1999 was a pivotal year for me. On the brink of completing my degree in Economics and Finance, the future seemed to lean towards bustling stock markets and financial charts. But during the summer before my final year, a different plan took shape. Together with three of my high school friends, I decided to take a journey across Europe to visit our favorite soccer stadiums in cities like Rome, Milan, Turin, Paris, London, and Glasgow.
But dreams, I learned, often come with a price tag. While my friends could rely on their parents to sponsor their European dreams, I found myself at a financial crossroad. Unfazed, I made a choice. I hit pause on my academics, wore multiple work hats, and meticulously saved. My girlfriend, seeing my enthusiasm, wished to be a part of the journey. But this trip was a homage to high school memories. We promised to stay connected during my trip, but by the time Europe had reshaped me, our paths had drifted apart.
In my preparation phase, Rick Steves' "Europe Through the Back Door" found its way into my hands. It wasn't just a travel guide; it was a revelation. Steves preached the gospel of budget travels, introducing me to the allure of backpacks, the comfort of youth hostels, the authenticity of local delicacies, and the freedom of Eurail passes. Heeding his advice, I invested in an EMS 40L convertible backpack - compact yet spacious, it was the ideal companion.
Air travel had its own twist. Instead of conventional tickets, I gambled on an Airhitch voucher worth $350, instead of the $1,200 tickets my friends had purchased. This wasn't a direct ticket, but a thrilling opportunity to hitch a ride to any Western European destination. My friends raised their eyebrows, but the element of unpredictability excited me. And for getting around Europe and Great Britain, I had my trusty Eurail and Britrail passes in tow.
A delightful realization struck me during my preparations: the budget we had earmarked for two weeks could potentially fund a three-month odyssey! While my friends scoffed, I was fueled by determination. They stuck to the original plan, but I chose an extended European adventure after my friends' departure.
The Airhitch voucher played its unpredictable card, leading me to land in the heart of Spain, Madrid, instead of Rome with my crew. Alone, but never lonely, I navigated the history-soaked lanes of Madrid, conversed with its lively locals (thanks to my limited Spanish and a lot of charades), and embraced its culture.
My European saga was just unfolding. From Madrid, I moved to Barcelona, faced unexpected hiccups like canceled trains, but continued my journey with renewed zeal through Nice, Milan, and the visually arresting Cinque Terre.
Every city was a delight, every local person I met an insight to a new culture, and every fellow traveler a memorable memorable new friend.
Time flew, and soon I was in Rome, syncing up with my friends. Over the next two weeks, our group painted memories across Cinque Terre, Milan, Turin, Interlaken, Paris, London, Edinburgh, Stonehenge, and Glasgow. We visited our favorite football clubs and even caught an all-star match at Olympico Stadio in Rome where we watched DelPiero score off a bicycle kick.

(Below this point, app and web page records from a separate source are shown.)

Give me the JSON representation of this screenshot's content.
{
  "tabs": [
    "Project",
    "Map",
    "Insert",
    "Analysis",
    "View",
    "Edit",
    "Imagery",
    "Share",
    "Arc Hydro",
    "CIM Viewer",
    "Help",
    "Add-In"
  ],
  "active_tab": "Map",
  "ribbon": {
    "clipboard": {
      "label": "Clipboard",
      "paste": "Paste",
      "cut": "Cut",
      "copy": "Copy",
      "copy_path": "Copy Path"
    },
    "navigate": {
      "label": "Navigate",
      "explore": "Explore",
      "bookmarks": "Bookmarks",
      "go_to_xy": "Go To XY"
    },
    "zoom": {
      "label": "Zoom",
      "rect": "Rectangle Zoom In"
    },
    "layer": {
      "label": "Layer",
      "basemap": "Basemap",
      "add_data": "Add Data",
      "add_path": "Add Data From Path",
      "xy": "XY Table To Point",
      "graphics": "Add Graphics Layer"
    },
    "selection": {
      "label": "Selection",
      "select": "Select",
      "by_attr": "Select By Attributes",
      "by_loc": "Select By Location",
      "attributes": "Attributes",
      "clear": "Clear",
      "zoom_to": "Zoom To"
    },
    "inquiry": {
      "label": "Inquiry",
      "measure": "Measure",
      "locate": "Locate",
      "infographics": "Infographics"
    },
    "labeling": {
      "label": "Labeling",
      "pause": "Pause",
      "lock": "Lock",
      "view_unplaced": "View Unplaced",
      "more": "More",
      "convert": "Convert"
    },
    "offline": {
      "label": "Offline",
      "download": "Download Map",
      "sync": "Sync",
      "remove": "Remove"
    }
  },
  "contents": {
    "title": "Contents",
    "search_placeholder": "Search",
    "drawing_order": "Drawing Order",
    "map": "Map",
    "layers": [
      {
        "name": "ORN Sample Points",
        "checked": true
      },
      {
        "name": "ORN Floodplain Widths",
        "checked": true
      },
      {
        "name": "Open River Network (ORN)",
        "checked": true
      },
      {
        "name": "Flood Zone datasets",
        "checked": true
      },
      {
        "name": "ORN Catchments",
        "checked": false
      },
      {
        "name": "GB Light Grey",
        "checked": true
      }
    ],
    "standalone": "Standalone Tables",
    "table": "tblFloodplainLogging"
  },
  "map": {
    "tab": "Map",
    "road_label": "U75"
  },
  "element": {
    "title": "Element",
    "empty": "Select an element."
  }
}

My Scottish roots even earned us home-stays with distant relatives, and a personal tour of the Highlands.
Yet, constant togetherness sometimes breeds friction. Our camaraderie, which had thrived on the soccer fields of high school, was tested on the roads of Europe. Minor squabbles escalated, and by the time we reached Paris, the tension was palpable. One of my friends, unable to bear the strain, chose an abrupt flight back home, bitterly accusing us of ruining his European dream. Confused and a let down, the rest of us continued on with our trip.
After my friends headed home, my cousin became my travel ally.
Together, we celebrated milestones like my 21st birthday at Rome's Piazza Navona, went on a sentimental quest to trace our grandmother's hometown in Amantea, and even slept 20 feet from a roaring lion in Reggio di Calabria. Retracing much of my own route with my cousin, we ended up visiting Florence, Interlaken, Paris, London, and much of Scotland. We had an amazing trip together and shared once-in-a-lifetime experiences that we still treasure and laugh about today.
When my cousin said goodbye, my solo chapter began.
More of Europe, Ireland's charm, the tranquility of the Isle of Lewis, and Scotland's allure filled my days. But as summer slowly came to an end, so did my finances. A heavy heart, enriched by countless memories, boarded the flight back home.
As the years rolled on, my European summer remained a dominant chapter of my life. My friends, having experienced only a snippet, couldn’t truly resonate. Reconnecting with the friend who'd left us in Paris was challenging, and the dynamics had changed, but we made peace and laugh fondly about Paris now.
Life did move on with new responsibilities and relationships, but a piece of my heart was forever lost to the European cities and landscapes. As the world evolved into the digital age of blogging and vlogging, I've continue to try to relive my European odyssey while balancing my family and professional life.